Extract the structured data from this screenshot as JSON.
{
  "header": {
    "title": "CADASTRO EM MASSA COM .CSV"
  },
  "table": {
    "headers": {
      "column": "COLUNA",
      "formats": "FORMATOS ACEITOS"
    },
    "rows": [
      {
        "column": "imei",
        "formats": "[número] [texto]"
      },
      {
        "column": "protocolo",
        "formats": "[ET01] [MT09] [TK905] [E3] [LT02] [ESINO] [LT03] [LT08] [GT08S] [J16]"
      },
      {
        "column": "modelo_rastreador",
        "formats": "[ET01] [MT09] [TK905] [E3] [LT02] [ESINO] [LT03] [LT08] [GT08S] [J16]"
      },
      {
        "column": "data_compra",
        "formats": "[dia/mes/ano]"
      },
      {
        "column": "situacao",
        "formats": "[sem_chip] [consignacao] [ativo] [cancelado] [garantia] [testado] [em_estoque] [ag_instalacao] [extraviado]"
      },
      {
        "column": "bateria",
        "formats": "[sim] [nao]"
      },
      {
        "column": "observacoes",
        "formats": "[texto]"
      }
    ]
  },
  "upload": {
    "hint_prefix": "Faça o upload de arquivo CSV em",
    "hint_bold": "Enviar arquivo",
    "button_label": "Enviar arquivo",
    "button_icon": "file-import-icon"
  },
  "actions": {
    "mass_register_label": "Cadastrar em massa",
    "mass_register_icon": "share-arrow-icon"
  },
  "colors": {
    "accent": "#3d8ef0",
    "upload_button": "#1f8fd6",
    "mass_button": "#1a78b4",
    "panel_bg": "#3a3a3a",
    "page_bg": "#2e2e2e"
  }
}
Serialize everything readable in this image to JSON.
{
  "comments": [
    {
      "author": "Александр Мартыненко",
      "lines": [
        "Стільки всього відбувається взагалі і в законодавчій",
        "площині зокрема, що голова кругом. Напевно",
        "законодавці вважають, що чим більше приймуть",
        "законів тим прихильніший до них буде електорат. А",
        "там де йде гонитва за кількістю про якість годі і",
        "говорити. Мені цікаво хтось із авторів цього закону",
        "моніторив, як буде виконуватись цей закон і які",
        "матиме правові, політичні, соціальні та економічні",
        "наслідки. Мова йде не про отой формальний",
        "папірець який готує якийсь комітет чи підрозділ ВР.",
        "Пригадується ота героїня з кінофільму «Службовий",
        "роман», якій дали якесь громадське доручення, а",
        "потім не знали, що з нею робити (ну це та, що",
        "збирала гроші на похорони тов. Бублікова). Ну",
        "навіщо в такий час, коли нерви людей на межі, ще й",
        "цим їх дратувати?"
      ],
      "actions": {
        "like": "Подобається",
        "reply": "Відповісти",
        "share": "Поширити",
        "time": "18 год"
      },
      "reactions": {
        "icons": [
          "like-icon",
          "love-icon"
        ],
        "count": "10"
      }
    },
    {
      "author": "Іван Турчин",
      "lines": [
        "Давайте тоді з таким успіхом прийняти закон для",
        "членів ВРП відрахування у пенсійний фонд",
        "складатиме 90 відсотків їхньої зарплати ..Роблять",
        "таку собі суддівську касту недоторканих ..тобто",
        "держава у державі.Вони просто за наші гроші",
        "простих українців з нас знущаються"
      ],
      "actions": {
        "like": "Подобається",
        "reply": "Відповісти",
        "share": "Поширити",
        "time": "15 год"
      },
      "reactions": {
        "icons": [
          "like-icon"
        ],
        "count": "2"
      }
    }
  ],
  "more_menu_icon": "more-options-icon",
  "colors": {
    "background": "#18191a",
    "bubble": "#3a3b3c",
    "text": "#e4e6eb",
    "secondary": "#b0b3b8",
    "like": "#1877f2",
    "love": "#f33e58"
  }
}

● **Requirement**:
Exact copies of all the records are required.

● **Written answer**:
Extract the structured data from this screenshot as JSON.
{
  "header": {
    "title": "CADASTRO EM MASSA COM .CSV"
  },
  "table": {
    "headers": {
      "column": "COLUNA",
      "formats": "FORMATOS ACEITOS"
    },
    "rows": [
      {
        "column": "imei",
        "formats": "[número] [texto]"
      },
      {
        "column": "protocolo",
        "formats": "[ET01] [MT09] [TK905] [E3] [LT02] [ESINO] [LT03] [LT08] [GT08S] [J16]"
      },
      {
        "column": "modelo_rastreador",
        "formats": "[ET01] [MT09] [TK905] [E3] [LT02] [ESINO] [LT03] [LT08] [GT08S] [J16]"
      },
      {
        "column": "data_compra",
        "formats": "[dia/mes/ano]"
      },
      {
        "column": "situacao",
        "formats": "[sem_chip] [consignacao] [ativo] [cancelado] [garantia] [testado] [em_estoque] [ag_instalacao] [extraviado]"
      },
      {
        "column": "bateria",
        "formats": "[sim] [nao]"
      },
      {
        "column": "observacoes",
        "formats": "[texto]"
      }
    ]
  },
  "upload": {
    "hint_prefix": "Faça o upload de arquivo CSV em",
    "hint_bold": "Enviar arquivo",
    "button_label": "Enviar arquivo",
    "button_icon": "file-import-icon"
  },
  "actions": {
    "mass_register_label": "Cadastrar em massa",
    "mass_register_icon": "share-arrow-icon"
  },
  "colors": {
    "accent": "#3d8ef0",
    "upload_button": "#1f8fd6",
    "mass_button": "#1a78b4",
    "panel_bg": "#3a3a3a",
    "page_bg": "#2e2e2e"
  }
}
Serialize everything readable in this image to JSON.
{
  "comments": [
    {
      "author": "Александр Мартыненко",
      "lines": [
        "Стільки всього відбувається взагалі і в законодавчій",
        "площині зокрема, що голова кругом. Напевно",
        "законодавці вважають, що чим більше приймуть",
        "законів тим прихильніший до них буде електорат. А",
        "там де йде гонитва за кількістю про якість годі і",
        "говорити. Мені цікаво хтось із авторів цього закону",
        "моніторив, як буде виконуватись цей закон і які",
        "матиме правові, політичні, соціальні та економічні",
        "наслідки. Мова йде не про отой формальний",
        "папірець який готує якийсь комітет чи підрозділ ВР.",
        "Пригадується ота героїня з кінофільму «Службовий",
        "роман», якій дали якесь громадське доручення, а",
        "потім не знали, що з нею робити (ну це та, що",
        "збирала гроші на похорони тов. Бублікова). Ну",
        "навіщо в такий час, коли нерви людей на межі, ще й",
        "цим їх дратувати?"
      ],
      "actions": {
        "like": "Подобається",
        "reply": "Відповісти",
        "share": "Поширити",
        "time": "18 год"
      },
      "reactions": {
        "icons": [
          "like-icon",
          "love-icon"
        ],
        "count": "10"
      }
    },
    {
      "author": "Іван Турчин",
      "lines": [
        "Давайте тоді з таким успіхом прийняти закон для",
        "членів ВРП відрахування у пенсійний фонд",
        "складатиме 90 відсотків їхньої зарплати ..Роблять",
        "таку собі суддівську касту недоторканих ..тобто",
        "держава у державі.Вони просто за наші гроші",
        "простих українців з нас знущаються"
      ],
      "actions": {
        "like": "Подобається",
        "reply": "Відповісти",
        "share": "Поширити",
        "time": "15 год"
      },
      "reactions": {
        "icons": [
          "like-icon"
        ],
        "count": "2"
      }
    }
  ],
  "more_menu_icon": "more-options-icon",
  "colors": {
    "background": "#18191a",
    "bubble": "#3a3b3c",
    "text": "#e4e6eb",
    "secondary": "#b0b3b8",
    "like": "#1877f2",
    "love": "#f33e58"
  }
}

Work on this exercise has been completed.